Sitting in the rickety cart looking back on her life, Elana was surprised she had lasted so long.
She had been a merchant. She kept her nose clean and never did anything to jeopardize herself. Other than riding out alone that one time.
Being mistaken for a bandit after being robbed blind by bandits was just a sad joke.
But Elana had to drag herself back to the present, as the blond Nord across from her was trying to make friends.
Whatever. It wasn't as if she'd give herself away just yet. The Nord was still calling her 'brother.' That was an advantage she had long learned to keep.
She tuned out the world as the blond and substandard thief snapped at each other, and Elana turned her thoughts to Gonnstar, her business partner. He hadn't been with her when she'd been attacked, luckily, or else they both would be dead. He could be dead now; he had caught ill and she'd decided to go alone.
She hoped he wasn't dead. Then she'd have to find another friendly sellsword who wouldn't mind a-
"-you're speaking to Ulfric Stormcloak, the rightful High King!"
Elana would have repeated his horrified and awed sentiment had she not been playing mute. Nothing good could come from being in the same cart as the Jarl of Windhelm.
She thought of the amulet the bandits had stolen. Her one act of rebellion in her whole life had been to keep wearing the sign of Talos around her neck. She felt stronger somehow with it on, as if it let the Ninth Divine reach into her very soul and lend her power.
"A Nord's lasts thoughts should be of home."
She needed to stop losing focus. It was probably those blows to the head. First the bandits, then the Imperials she thought would help.
Sithis take them.
Elana managed to drag her mind back to the world at the horse-thief's prayer.
Damn elves indeed. Elana had known plenty of decent Dunmer, Bosmer, and even some polite Altmer.

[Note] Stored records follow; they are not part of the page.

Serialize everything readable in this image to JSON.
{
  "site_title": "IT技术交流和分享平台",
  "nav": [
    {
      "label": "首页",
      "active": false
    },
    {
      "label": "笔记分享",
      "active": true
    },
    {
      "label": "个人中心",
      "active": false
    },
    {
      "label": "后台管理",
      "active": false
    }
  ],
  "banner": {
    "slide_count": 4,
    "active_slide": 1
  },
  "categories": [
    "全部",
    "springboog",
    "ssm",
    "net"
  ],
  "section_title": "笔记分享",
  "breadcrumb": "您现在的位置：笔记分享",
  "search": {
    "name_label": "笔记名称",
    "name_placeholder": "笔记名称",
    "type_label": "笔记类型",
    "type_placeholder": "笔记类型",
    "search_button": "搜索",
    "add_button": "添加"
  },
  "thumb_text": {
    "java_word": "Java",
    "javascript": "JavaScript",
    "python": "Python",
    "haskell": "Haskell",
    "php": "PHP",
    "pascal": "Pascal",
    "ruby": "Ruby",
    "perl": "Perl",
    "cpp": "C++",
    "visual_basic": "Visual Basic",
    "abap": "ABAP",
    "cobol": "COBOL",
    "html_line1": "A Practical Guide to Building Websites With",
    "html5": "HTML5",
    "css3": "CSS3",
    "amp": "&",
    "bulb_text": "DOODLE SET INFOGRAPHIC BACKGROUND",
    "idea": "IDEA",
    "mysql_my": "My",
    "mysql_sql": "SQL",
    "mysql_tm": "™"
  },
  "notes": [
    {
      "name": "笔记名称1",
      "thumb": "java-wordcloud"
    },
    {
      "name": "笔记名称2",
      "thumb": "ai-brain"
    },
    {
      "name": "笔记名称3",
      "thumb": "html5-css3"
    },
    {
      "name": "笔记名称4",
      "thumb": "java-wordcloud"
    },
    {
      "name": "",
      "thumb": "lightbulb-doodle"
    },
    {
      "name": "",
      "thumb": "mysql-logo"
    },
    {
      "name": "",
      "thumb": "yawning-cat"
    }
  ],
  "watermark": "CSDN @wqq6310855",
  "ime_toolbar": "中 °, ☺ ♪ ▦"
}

But it seemed that once you put them in groups they became snobs who tried to control things that weren't their business.
As if Elana could do anything about it and live.
She wanted to burn these walls down and rip every stone apart. Then she could run to a quiet cabin and live there, alone, not hurting anybody until she died.
Who lets the child out the door when soldiers walk by with prisoners anyway?
Her thoughts were scattered like the wind as a headache blossomed in her skull. It was the piercing eyes of the blond and his strong, "Let's go," that brought her back in time to stand and leap from the cart.
The Jarl was called first.
Then the blond. Ralof was his name. A good, strong name for what seemed a good strong man.
And Lokir the fool thief went running. No wonder he had been caught. He must have been a lousy thief and he was a poor judge of the Imperials. He may have been a Nord, but there was no place in Sovngarde for such cowards.
"You there. Step forward."
The arrow filled corpse of Lokir rose to her mind's eye as she reluctantly stepped forward.
"Who are you?"